The attempt is fine on the face of it, and it helps that the scientist, Linda Watt, is played by Brie Larson, an actress of seemingly endless charisma whose efforts to bring her character to life unintentionally make the character come off a bit too strong. She works for Mogil, a not-at-all-ironically-named laboratory (led by Donald Sutherland and Tyne Daly as the company's president and vice president) that has created a grain of rice no longer in seed form. The farmers in India who are currently fighting an infestation of bacteria that could sweep through their crops, for which Rajit (Utkarsh Ambudkar) has found a solution that no one else takes seriously, will unwittingly have to pay for the privilege of using this new grain.
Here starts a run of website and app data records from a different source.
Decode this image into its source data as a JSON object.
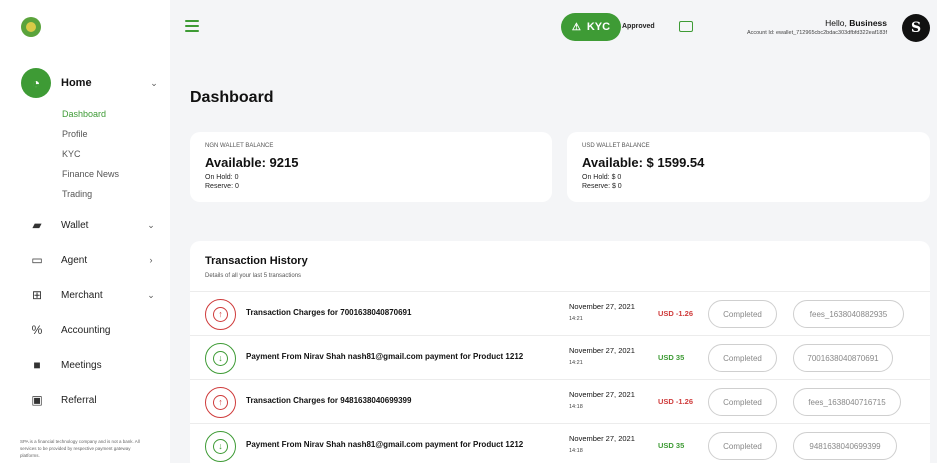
{
  "header": {
    "kyc_label": "KYC",
    "kyc_status": "Approved",
    "greeting_prefix": "Hello, ",
    "user_name": "Business",
    "account_id": "Account Id: ewallet_712965cbc2bdac303dfbfd322eaf183f",
    "avatar_text": "S"
  },
  "sidebar": {
    "home_label": "Home",
    "sub_items": [
      "Dashboard",
      "Profile",
      "KYC",
      "Finance News",
      "Trading"
    ],
    "items": [
      {
        "label": "Wallet",
        "icon": "briefcase-icon"
      },
      {
        "label": "Agent",
        "icon": "money-icon"
      },
      {
        "label": "Merchant",
        "icon": "cart-icon"
      },
      {
        "label": "Accounting",
        "icon": "percent-icon"
      },
      {
        "label": "Meetings",
        "icon": "video-icon"
      },
      {
        "label": "Referral",
        "icon": "gift-icon"
      }
    ],
    "footer_note": "SPA is a financial technology company and is not a bank. All services to be provided by respective payment gateway platforms."
  },
  "page": {
    "title": "Dashboard"
  },
  "wallets": {
    "ngn": {
      "label": "NGN WALLET BALANCE",
      "available": "Available:  9215",
      "on_hold": "On Hold:  0",
      "reserve": "Reserve:  0"
    },
    "usd": {
      "label": "USD WALLET BALANCE",
      "available": "Available: $ 1599.54",
      "on_hold": "On Hold: $ 0",
      "reserve": "Reserve: $ 0"
    }
  },
  "transactions": {
    "title": "Transaction History",
    "subtitle": "Details of all your last 5 transactions",
    "rows": [
      {
        "direction": "out",
        "description": "Transaction Charges for 7001638040870691",
        "date": "November 27, 2021",
        "time": "14:21",
        "amount": "USD -1.26",
        "status": "Completed",
        "reference": "fees_1638040882935"
      },
      {
        "direction": "in",
        "description": "Payment From Nirav Shah nash81@gmail.com payment for Product 1212",
        "date": "November 27, 2021",
        "time": "14:21",
        "amount": "USD 35",
        "status": "Completed",
        "reference": "7001638040870691"
      },
      {
        "direction": "out",
        "description": "Transaction Charges for 9481638040699399",
        "date": "November 27, 2021",
        "time": "14:18",
        "amount": "USD -1.26",
        "status": "Completed",
        "reference": "fees_1638040716715"
      },
      {
        "direction": "in",
        "description": "Payment From Nirav Shah nash81@gmail.com payment for Product 1212",
        "date": "November 27, 2021",
        "time": "14:18",
        "amount": "USD 35",
        "status": "Completed",
        "reference": "9481638040699399"
      }
    ]
  },
  "colors": {
    "accent": "#3e9b35",
    "negative": "#cf3b3b"
  }
}
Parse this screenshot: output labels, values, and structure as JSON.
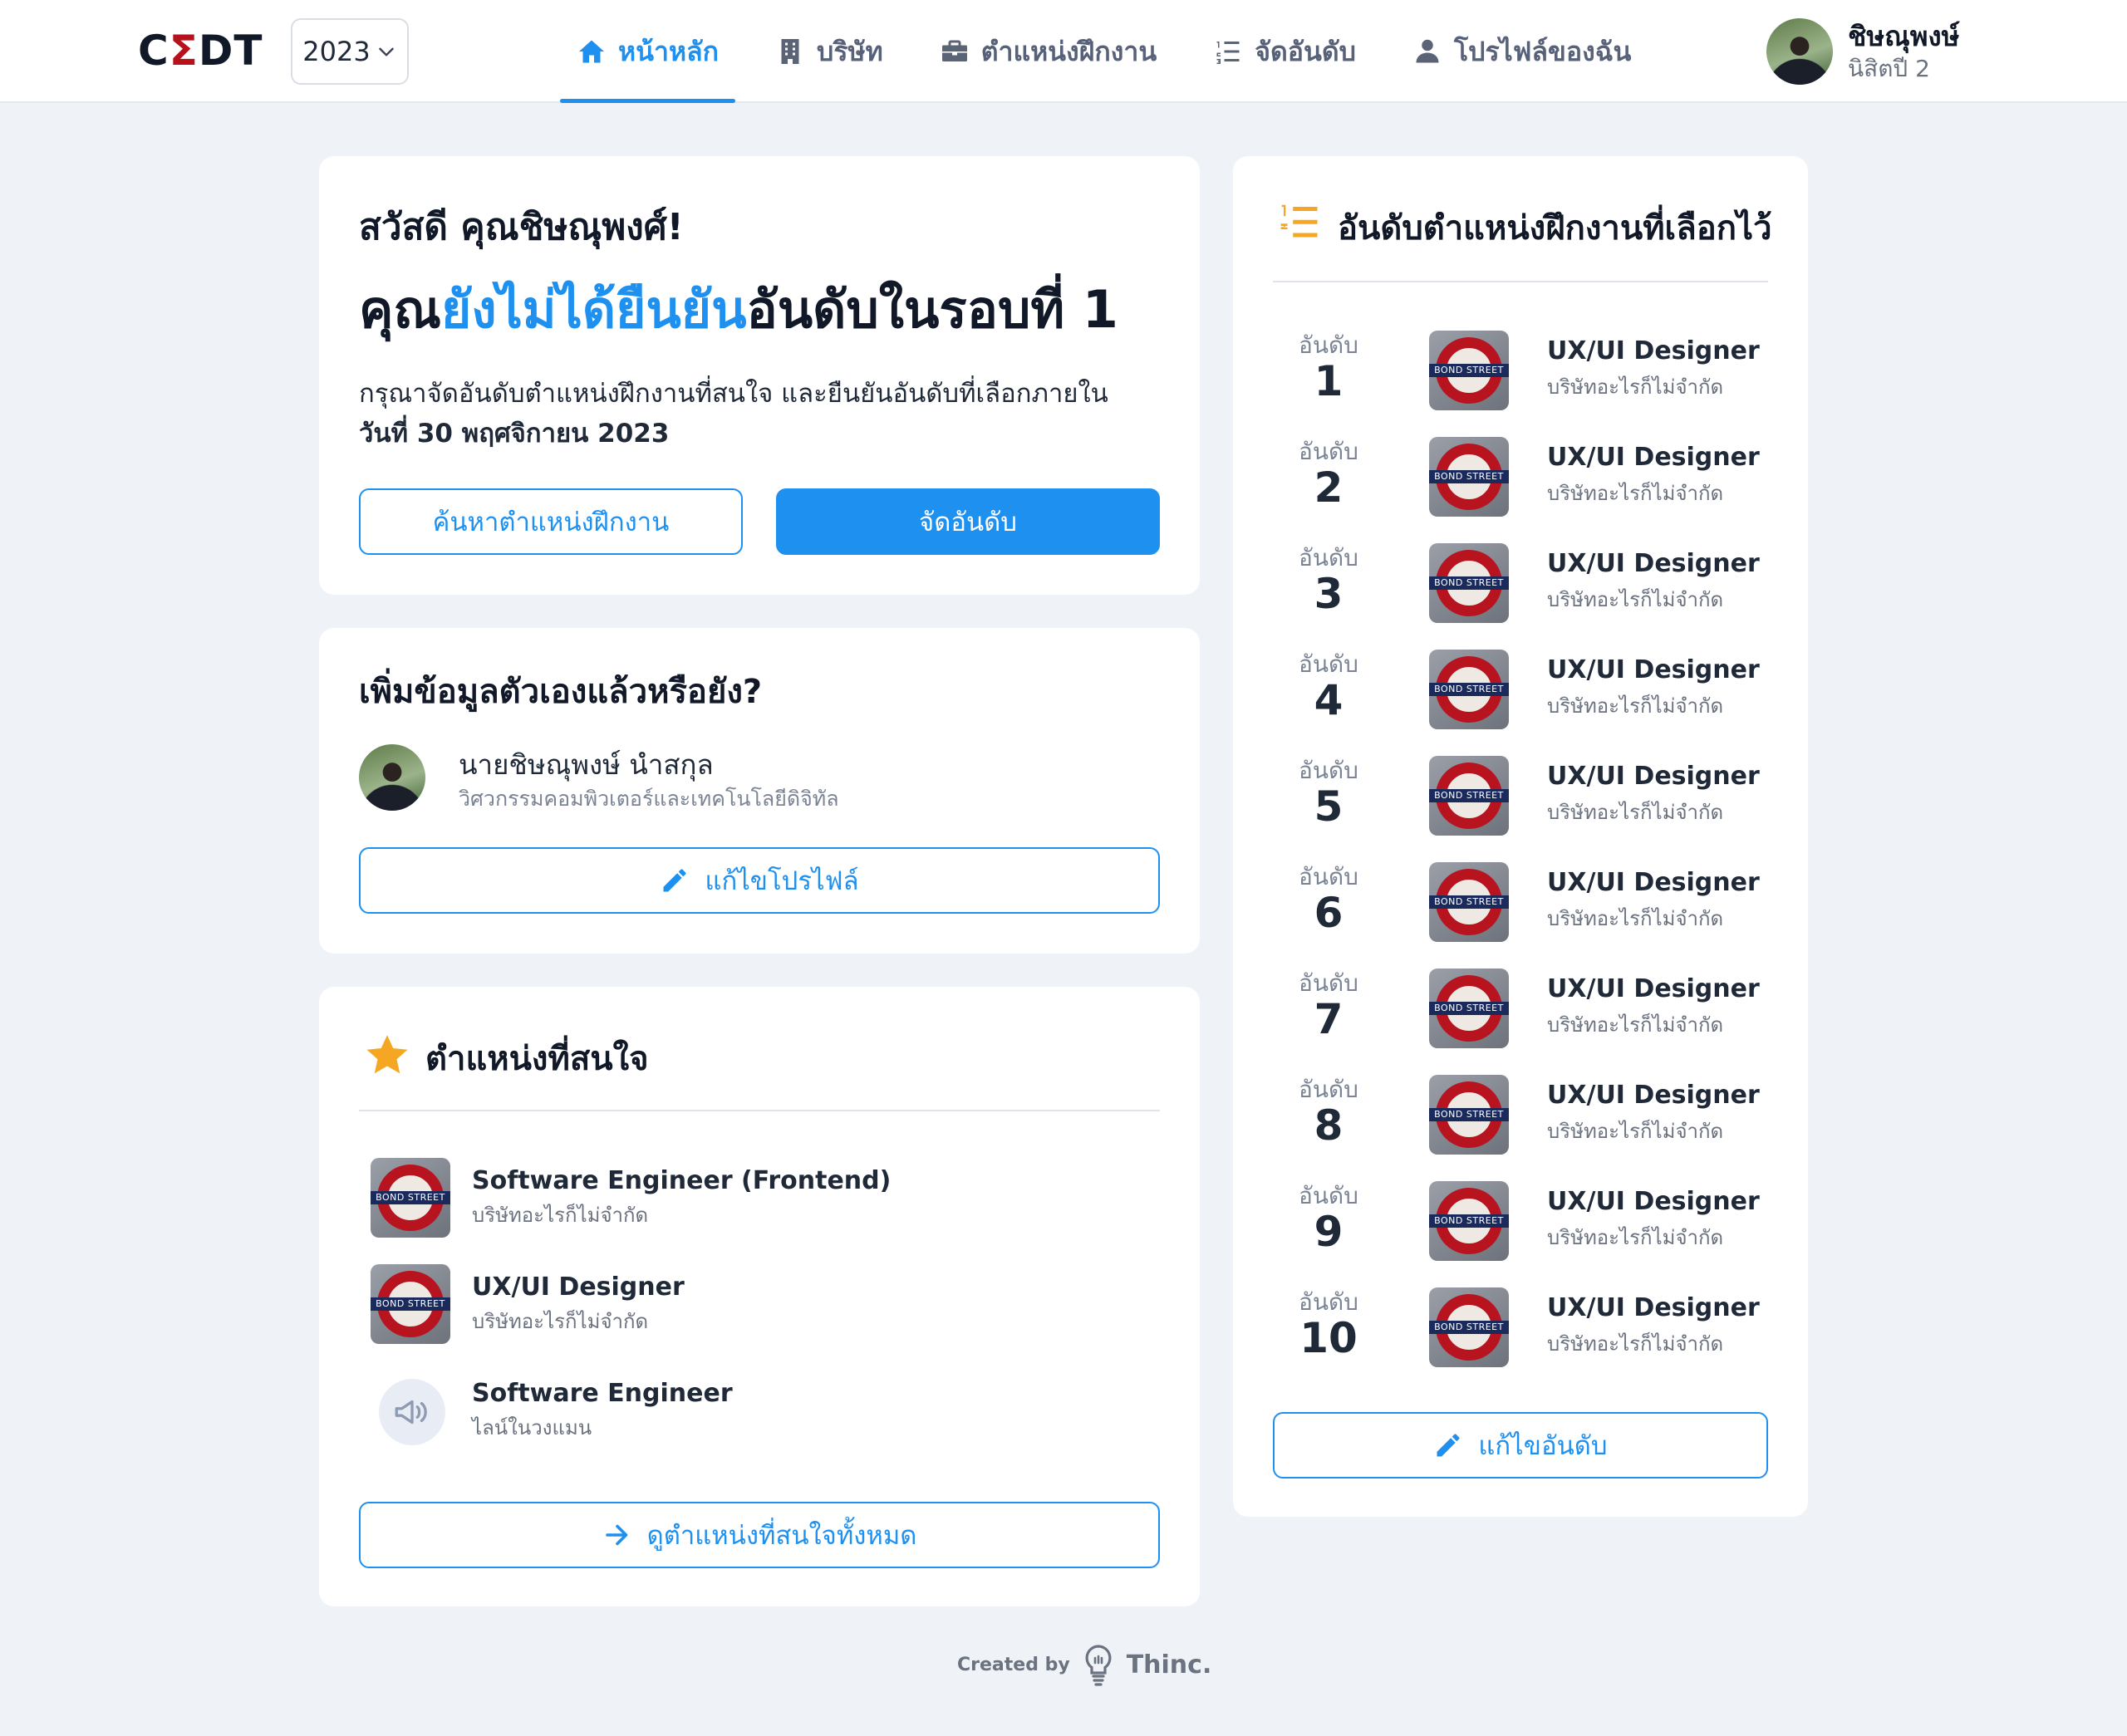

Linda becomes a pawn in that scheme, all the while growing fonder of the people she meets - particularly Rajit.
There's a bit more (too much, really) where all this comes from, and the film's thin frame cannot support all of it. The political angle is too weakly developed, with Sutherland's Gurgon only needing to twirl his mustache to be a more cartoonish villain (It even ends with a halfhearted chase onto a train). The songs are pleasantly mediocre, essentially blurring together into a mush of generic, Hindi-infused pop. The romance between Linda and Rajit is the usual song-and-dance (Pardon the pun) of will-they-or-won't-they tension. Yet as airless as Basmati Blues is, there is a go-getter charm that makes it impossible to hate. With more conviction, it might have leapt off the screen. Until then, we have this whisper of what could be.
Brie Larson (Linda), Utkarsh Ambudkar (Rajit), Saahil Sehgal (William), Donald Sutherland (Gurgon), Scott Bakula (Eric), Tyne Daly (Evelyn).
Directed by Danny Baron and written by Baron and Jeff Dorchen.
No MPAA rating.
Released in select cities on February 9, 2018.